I stood by and watched as the EMTs loaded him up and rushed him away. It broke everything in me knowing that I could not follow that ambulance to Rochester. I could try, but there was no way I’d get in. So I did what my dad always says to do in a time of trial, I prayed. I prayed that he was going to be all right and I headed back home.
My dad had his second sudden cardiac arrest. This time it was while he was driving home from our cabin with Ruby (his trusty dog. Ruby did not sustain any injuries in the crash, she walked away unscathed to chase a turkey for another day). The Doctors figure the impact of him hitting the airbag/steering wheel restarted his heart. There is nothing they can do to prevent it from happening again. So we decided to live life, to live a full life because the next time it happens he might not walk away.
In June we had planned to go to Yellowstone, I had to move our trip to September due to his accident and Covid. September finally arrived and I was excited to get this trip underway. This was his first time on an airplane. As the plane lifted I looked over to see him in his seat pretending to fly the plane. I could feel the tears welling up and I fought them as hard as I could. It was in that moment the reality of our summer sunk in. I could have easily been traveling to Yellowstone alone.
It made me realize that these Daddy/Daughter trips will not go on forever. As much as I’d like time to stop, I know it has to end eventually. And that I as his daughter need to fill whatever years he has left with adventure and make memories. I want to have stories that I can tell to my children. Hell I want to be able to take my kiddo on trips with their grandpa, so that they can have stories to share.
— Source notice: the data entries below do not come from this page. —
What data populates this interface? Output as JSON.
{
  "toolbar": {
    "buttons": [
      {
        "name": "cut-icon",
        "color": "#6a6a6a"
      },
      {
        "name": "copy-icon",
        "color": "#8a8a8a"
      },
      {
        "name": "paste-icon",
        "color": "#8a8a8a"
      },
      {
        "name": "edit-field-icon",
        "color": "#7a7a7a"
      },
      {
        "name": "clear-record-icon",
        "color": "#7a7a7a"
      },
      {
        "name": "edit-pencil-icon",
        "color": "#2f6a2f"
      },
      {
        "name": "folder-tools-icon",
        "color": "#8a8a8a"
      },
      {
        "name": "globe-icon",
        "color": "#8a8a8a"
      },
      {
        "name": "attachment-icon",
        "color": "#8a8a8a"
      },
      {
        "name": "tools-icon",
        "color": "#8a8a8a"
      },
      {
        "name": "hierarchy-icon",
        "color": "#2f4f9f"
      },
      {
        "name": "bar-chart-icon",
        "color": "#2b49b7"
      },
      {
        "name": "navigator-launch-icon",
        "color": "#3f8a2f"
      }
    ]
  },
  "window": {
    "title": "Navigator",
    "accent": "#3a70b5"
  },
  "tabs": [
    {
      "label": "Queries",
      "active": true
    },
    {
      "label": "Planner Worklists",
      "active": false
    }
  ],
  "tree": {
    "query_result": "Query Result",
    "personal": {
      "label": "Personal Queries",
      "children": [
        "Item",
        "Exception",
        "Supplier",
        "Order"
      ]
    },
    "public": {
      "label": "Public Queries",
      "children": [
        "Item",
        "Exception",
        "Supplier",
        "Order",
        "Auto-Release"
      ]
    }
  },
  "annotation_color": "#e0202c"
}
In the end when the drip finally stops, all that is left of us is our stories. And I pray that you have people in your life who will continue to tell your stories when you are gone. Charlie used to tell me that “date of birth and date of death don’t matter on a tomb stone. It’s the “dash” between those dates that matters. Some of us chose to die while living and others my friend, they live while their dying. Your dash is your story, it’s the nuts and bolts of a life well lived or a life well mourned.”
Somewhere between the ghost towns of Montana and the valleys of Yellowstone, I added to my Dad’s dash. He kept saying over and over “I never thought I’d see Yellowstone. This is a trip of a lifetime.” he was right, this was a trip of a lifetime for him. We set out for Yellowstone in 2019, but only made it to the entrance due to car trouble. We vowed that day to come back, to come back and finish what we started. When I parked in the exact spot our trip ended in 2019, my dad looked around and looked at me and said “We completed our task!”
Indeed we did and all I have to say is Yellowstone is beautiful beyond measure and the mountains of Montana speak to your soul like no other place can. I would take this trip with him a million times over, including the tiny cabin with a broken heater that we stayed in.
If you have a dad don’t take your time with him for granted, for he is not immune to growing old. Take the time today to start making memories. It doesn’t have to be some grand trip, it could be lunch or even just a walk in the park. Memorize his every word so that one day when he is gone you can pass his stories on. Even the highly inappropriate stories. Even the ones that make you cringe a little. When he is gone from this world his words will matter and you will be thankful that you have them to keep you company.
And as for my dad, I thank God every darn day for his third chance at life. I could not imagine this world without him and travel just wouldn’t be the same. He is and will always be my road trip buddy.